- Sikeston singer moves on with 'The Voice' (10/16/17)
- Police chief, council: Cape Girardeau faces growing gun violence (10/17/17)4
- Politics to profits: Brothers launch new investing concept on Wall Street (10/19/17)1
- Load shift kills Jackson trucker (10/17/17)
- Developer asks court to OK tax district board for improvements near Hobby Lobby (10/17/17)4
- The last person to be laid to rest at Old Lorimier Cemetery: Mary Russell Fox (10/17/17)2
- Cape Christian School burglarized (10/18/17)
- Food Giant in Chaffee is robbed (10/17/17)
- Owner of dinosaur relics demands new board of directors, business plan at Bollinger County Museum (10/17/17)
- Cape's casino flourishing as it celebrates fifth year (10/22/17)3
New Zealand virgin auctions herself for tuition
WELLINGTON, New Zealand -- A New Zealand teenager who says she auctioned her virginity online for $32,000 to raise tuition money did not break any laws but it might be risky for her to follow through on the deal, police warned Wednesday.
The anonymous 19-year-old student offered her virginity to the highest bidder on the Web site www.ineed.co.nz under the name "Unigirl," saying she would use the money to pay for her tuition. She said in a post that more than 30,000 people had viewed her ad and more than 1,200 had made bids before she accepted an offer of more than New Zealand dollars 45,000 ($32,000).
Unlike similar New Zealand Web sites, bidding and correspondence between buyers and sellers on the ineed site is private so it is not known what bids Unigirl's offer received.
Web site owner Ross McKenzie said the site's policy was that as long as an ad was legal and did not offend the general standards of society, "it was OK." He confirmed Unigirl was a member on the site.
Prostitution is legal in New Zealand under laws considered more liberal than many countries. Prostitution among consenting adults is allowed in brothels and on the streets, and offering sexual services in print ads and online is also legal.
National police spokesman Jon Neilson said no law appeared to have been breached.
But "we would suggest it's not a safe practice," Neilson told The Associated Press. "There are definitely issues of personal safety" in using chat rooms, social dating networks and other Internet sites that can be used to arrange meetings between strangers.
Unigirl, in her initial post, described herself as attractive, fit and healthy.

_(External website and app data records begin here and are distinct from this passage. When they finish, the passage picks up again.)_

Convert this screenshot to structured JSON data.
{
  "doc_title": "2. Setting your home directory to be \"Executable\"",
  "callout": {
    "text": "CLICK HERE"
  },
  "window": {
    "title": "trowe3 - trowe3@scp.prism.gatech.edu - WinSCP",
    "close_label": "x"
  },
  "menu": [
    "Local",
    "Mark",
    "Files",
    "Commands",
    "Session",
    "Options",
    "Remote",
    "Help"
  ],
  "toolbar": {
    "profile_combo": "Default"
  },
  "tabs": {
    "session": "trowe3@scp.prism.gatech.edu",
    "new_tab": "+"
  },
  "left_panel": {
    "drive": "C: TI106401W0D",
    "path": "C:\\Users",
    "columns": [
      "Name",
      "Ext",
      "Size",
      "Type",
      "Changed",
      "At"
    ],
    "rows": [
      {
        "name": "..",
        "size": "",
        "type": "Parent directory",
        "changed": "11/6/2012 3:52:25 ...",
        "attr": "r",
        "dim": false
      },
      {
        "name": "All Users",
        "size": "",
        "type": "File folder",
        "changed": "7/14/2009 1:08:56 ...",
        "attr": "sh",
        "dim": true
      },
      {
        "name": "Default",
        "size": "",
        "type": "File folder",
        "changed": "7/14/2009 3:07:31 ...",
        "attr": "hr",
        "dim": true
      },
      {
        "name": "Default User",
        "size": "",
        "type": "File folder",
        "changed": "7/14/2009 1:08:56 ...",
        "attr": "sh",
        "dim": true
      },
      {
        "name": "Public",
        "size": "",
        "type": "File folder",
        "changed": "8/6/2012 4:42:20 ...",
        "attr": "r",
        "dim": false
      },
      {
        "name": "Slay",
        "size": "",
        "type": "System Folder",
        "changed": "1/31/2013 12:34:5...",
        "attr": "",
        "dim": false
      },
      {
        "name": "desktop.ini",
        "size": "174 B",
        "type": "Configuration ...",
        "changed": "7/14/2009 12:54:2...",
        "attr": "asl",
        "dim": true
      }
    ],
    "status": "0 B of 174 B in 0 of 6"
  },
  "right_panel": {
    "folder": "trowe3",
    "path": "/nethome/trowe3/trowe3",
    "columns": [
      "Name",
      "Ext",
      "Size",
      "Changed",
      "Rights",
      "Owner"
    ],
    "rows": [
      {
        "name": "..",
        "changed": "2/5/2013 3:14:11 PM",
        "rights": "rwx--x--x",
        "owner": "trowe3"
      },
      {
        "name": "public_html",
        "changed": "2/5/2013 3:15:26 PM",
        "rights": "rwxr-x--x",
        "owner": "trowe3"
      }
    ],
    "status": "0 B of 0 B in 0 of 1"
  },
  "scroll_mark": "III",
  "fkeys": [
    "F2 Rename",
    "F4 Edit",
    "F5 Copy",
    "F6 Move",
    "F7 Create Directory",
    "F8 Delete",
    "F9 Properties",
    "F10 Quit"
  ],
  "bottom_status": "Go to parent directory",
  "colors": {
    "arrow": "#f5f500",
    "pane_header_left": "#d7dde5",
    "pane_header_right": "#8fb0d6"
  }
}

She did not post a photograph of herself, and bidders did not appear to have a way of confirming any of the details of her posts.
Unigirl said she was desperate for money to pay university fees.
"I am offering my virginity by tender to the highest bidder as long as all personal safety aspects are observed," her ad said. "This is my decision made with full awareness of the circumstances and possible consequences."
The internet has increasingly been used for offering and arranging sex services, and security concerns have quickly followed.
In the United States, 23-year-old former medical student Philip Markoff has pleaded not guilty to killing a masseuse he met on the Craigslist classified advertising site, and raping a stripper and robbing another woman he met in the same way.
Virginity has also been offered for sale online. British newspapers reported last week that a 16-year-old girl in Ireland had offered to sell her virginity on an online classified advertising site but recanted after a reporter posing as a bidder identified himself as from the media. A 22-year-old student in San Diego says she has received bids of up to $3.7 million for her virginity, which is being offered for sale through a brothel in Nevada, CNN reported.
Last year, a Philadelphia woman was charged with promoting prostitution after posting an ad online offering sex for tickets to a World Series baseball game.
Catherine Healy of the New Zealand Prostitutes' Collective, a group that represents sex workers on health and rights issues, said the New Zealand teenager had entered into sex work by offering herself online.
"The amount of money is absolutely huge -- and that puts her under enormous pressure to perform all sorts of acts," she said.
But Healy said it was also possible that the successful bidder wanted to "save" the teenager and would not ask her to have sex.
She said the teenager would still have the right to refuse to have sex with the bidder if she changed her mind, and that the bidder could claim his money back.
On the 'Net: